Where does the word "typedef" show up in the records? Copy every line that holds it.

Supplied records START

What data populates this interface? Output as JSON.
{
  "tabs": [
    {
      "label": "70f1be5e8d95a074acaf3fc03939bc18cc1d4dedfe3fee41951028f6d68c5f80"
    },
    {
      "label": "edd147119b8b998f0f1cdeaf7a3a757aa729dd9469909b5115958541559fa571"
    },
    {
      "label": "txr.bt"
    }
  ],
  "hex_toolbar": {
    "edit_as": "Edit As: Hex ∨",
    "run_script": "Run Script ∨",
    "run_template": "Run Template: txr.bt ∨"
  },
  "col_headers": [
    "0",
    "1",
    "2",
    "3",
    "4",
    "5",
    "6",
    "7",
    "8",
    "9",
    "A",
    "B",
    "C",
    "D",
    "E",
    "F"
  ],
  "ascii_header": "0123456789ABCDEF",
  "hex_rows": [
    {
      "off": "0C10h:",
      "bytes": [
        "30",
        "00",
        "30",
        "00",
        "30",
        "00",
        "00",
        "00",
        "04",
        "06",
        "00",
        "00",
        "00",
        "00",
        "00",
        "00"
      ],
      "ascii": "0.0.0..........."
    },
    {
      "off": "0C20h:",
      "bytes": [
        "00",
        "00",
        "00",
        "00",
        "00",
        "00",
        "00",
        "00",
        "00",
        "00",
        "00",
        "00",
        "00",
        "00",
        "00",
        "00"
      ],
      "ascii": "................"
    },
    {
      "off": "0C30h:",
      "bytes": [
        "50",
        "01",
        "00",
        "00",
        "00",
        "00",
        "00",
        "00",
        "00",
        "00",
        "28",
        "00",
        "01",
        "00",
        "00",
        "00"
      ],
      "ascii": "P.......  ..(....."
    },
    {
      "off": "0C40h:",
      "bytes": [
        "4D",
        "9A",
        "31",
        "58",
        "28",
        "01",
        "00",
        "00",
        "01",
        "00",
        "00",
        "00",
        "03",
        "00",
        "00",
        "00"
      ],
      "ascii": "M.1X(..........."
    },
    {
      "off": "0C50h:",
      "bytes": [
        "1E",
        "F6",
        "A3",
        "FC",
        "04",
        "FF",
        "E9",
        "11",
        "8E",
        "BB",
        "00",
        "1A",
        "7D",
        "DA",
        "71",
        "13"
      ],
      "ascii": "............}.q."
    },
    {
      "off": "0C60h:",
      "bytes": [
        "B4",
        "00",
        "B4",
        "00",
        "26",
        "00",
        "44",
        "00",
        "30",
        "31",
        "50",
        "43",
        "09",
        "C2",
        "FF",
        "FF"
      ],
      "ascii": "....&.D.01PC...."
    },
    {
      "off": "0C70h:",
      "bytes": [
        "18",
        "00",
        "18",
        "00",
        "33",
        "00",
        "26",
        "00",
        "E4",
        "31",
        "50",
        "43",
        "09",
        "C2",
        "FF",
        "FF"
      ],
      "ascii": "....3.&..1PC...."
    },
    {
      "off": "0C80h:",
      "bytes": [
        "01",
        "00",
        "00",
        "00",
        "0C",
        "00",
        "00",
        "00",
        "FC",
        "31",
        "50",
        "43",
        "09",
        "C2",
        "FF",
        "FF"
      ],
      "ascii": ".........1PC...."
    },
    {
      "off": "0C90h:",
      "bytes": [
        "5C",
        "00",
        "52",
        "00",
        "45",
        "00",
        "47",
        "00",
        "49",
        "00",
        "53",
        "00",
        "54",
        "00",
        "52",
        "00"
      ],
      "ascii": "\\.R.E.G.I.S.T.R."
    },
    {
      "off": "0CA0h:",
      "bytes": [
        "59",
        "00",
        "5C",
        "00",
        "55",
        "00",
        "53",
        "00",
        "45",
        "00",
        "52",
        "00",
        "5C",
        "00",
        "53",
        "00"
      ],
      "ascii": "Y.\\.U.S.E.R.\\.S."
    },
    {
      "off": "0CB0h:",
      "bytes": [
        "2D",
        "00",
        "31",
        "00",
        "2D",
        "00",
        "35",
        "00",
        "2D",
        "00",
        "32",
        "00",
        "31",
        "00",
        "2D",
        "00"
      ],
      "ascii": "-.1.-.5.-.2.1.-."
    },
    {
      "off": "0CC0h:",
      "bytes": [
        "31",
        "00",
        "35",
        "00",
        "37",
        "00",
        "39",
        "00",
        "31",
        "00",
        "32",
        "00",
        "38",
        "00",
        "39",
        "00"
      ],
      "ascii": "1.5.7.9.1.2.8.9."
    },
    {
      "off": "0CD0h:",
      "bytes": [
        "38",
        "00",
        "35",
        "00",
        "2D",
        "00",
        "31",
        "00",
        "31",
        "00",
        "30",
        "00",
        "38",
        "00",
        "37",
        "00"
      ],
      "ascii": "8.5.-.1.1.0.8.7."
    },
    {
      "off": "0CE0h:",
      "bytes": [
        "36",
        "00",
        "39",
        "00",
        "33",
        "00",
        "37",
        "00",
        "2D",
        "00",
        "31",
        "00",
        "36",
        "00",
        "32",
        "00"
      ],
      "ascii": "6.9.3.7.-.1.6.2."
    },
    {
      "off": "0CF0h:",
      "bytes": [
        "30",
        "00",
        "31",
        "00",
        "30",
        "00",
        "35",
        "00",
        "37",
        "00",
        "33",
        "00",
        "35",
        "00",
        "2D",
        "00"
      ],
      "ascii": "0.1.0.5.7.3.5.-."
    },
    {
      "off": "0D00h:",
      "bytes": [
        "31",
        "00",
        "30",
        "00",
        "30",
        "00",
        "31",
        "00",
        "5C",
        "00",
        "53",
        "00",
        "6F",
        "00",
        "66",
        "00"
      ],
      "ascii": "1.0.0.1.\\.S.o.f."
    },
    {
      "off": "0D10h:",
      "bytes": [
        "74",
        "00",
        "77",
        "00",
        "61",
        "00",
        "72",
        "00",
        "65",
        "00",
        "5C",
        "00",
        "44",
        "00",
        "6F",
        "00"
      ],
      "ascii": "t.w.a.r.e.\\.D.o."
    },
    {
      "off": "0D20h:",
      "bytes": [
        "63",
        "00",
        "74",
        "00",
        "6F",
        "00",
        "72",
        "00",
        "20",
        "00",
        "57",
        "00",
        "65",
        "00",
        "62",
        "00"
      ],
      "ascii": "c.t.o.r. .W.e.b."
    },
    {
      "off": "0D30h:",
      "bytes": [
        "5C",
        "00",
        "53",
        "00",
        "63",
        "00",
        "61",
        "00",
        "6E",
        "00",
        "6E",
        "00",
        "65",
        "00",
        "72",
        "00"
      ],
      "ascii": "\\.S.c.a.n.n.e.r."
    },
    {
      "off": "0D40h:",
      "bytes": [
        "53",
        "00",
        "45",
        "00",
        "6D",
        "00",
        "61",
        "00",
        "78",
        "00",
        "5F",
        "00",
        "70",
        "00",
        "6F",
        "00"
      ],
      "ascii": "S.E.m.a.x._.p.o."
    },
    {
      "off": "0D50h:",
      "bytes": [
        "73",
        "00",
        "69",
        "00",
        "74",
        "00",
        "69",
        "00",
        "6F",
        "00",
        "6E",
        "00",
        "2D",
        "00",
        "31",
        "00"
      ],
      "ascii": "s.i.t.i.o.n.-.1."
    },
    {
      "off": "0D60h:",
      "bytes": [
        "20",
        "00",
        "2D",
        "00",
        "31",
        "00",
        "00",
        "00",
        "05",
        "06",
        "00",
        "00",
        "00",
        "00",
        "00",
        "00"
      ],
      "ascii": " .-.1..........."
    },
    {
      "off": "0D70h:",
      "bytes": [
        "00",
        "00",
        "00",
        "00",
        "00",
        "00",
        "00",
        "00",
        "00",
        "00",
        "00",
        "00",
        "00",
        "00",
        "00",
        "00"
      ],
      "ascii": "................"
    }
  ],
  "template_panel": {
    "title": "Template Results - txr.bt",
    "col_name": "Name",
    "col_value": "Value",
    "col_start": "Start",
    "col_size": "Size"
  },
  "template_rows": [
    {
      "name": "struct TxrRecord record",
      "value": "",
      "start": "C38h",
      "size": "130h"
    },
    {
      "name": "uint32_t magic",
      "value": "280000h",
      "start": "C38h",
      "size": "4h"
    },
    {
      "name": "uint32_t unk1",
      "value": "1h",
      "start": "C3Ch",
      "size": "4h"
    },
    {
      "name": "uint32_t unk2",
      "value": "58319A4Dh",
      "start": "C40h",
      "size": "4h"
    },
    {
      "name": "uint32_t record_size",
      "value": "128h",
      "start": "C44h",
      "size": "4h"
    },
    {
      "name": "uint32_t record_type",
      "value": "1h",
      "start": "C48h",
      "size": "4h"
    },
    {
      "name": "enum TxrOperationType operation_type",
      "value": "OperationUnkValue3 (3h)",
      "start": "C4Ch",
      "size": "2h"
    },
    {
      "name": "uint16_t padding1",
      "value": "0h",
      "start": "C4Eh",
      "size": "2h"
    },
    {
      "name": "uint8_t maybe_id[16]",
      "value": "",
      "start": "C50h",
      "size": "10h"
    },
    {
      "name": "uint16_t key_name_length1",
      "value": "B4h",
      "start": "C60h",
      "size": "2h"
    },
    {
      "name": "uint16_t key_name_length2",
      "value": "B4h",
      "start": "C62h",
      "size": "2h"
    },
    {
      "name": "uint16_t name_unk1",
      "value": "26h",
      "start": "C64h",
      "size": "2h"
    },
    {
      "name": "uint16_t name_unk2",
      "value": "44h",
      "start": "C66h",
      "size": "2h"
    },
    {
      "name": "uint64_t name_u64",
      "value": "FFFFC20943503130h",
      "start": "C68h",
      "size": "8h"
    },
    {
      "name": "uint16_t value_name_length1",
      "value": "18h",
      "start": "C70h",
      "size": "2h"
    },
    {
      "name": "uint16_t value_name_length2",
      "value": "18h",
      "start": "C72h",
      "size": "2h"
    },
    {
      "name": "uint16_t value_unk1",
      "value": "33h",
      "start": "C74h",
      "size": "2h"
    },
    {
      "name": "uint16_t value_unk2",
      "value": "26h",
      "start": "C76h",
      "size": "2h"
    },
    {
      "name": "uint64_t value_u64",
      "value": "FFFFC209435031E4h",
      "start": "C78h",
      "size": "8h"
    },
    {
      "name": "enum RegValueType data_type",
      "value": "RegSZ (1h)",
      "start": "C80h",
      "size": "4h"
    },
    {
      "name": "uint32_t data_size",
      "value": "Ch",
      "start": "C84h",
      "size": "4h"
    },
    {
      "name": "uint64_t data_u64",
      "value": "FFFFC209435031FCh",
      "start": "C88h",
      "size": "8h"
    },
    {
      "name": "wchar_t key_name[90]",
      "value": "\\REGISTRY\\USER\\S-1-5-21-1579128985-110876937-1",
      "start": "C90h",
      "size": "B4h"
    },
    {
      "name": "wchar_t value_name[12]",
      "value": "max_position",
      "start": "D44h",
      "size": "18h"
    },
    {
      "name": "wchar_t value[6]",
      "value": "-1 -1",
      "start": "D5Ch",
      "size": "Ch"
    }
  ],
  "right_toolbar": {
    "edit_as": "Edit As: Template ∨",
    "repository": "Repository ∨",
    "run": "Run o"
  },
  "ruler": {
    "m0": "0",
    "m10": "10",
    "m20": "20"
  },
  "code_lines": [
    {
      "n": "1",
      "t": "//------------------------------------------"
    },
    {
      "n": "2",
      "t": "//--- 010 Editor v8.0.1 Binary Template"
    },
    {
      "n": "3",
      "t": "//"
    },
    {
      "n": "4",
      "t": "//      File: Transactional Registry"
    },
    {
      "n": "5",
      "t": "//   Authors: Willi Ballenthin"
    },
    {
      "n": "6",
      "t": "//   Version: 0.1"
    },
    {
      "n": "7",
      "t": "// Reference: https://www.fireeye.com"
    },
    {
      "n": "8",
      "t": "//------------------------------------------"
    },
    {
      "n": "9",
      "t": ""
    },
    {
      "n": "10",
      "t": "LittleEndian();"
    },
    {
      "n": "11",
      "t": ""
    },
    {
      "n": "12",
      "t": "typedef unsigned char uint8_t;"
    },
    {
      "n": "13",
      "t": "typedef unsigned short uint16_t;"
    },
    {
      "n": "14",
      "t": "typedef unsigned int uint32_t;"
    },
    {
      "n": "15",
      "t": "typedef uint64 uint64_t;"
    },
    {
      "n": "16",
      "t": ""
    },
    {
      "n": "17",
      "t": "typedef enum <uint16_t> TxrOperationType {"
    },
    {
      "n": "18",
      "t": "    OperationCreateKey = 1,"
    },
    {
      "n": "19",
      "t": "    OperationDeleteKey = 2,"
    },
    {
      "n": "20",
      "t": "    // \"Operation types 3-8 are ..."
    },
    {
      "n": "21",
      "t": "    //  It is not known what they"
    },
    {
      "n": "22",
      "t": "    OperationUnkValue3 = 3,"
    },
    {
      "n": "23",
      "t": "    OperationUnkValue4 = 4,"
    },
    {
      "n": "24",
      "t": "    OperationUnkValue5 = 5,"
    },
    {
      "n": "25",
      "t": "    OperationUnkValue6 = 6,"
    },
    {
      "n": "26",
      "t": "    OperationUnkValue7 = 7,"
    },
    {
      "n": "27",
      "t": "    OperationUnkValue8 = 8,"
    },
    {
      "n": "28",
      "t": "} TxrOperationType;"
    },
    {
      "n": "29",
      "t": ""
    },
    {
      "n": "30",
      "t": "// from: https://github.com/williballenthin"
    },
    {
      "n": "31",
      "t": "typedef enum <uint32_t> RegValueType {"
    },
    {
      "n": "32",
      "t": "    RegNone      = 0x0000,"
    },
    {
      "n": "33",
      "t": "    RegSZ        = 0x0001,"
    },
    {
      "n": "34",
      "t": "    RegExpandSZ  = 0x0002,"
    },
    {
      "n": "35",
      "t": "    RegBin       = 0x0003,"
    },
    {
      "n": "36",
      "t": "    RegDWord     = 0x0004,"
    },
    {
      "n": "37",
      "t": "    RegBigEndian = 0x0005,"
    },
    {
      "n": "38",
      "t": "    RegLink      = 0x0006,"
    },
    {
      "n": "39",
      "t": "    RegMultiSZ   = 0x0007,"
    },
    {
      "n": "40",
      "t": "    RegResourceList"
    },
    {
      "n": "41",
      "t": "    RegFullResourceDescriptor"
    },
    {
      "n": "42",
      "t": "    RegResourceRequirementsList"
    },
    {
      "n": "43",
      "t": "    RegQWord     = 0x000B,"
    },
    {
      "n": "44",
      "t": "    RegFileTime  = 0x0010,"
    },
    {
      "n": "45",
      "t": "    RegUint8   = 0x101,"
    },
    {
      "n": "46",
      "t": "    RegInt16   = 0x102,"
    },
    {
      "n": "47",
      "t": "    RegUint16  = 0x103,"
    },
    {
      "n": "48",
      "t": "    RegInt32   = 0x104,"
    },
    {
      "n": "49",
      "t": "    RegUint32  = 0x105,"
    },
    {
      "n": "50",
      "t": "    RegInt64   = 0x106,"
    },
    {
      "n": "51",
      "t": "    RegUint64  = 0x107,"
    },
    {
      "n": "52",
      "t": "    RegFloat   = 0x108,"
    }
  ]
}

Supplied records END

__Problem solution__:
      "t": "typedef unsigned char uint8_t;"
      "t": "typedef unsigned short uint16_t;"
      "t": "typedef unsigned int uint32_t;"
      "t": "typedef uint64 uint64_t;"
      "t": "typedef enum <uint16_t> TxrOperationType {"
      "t": "typedef enum <uint32_t> RegValueType {"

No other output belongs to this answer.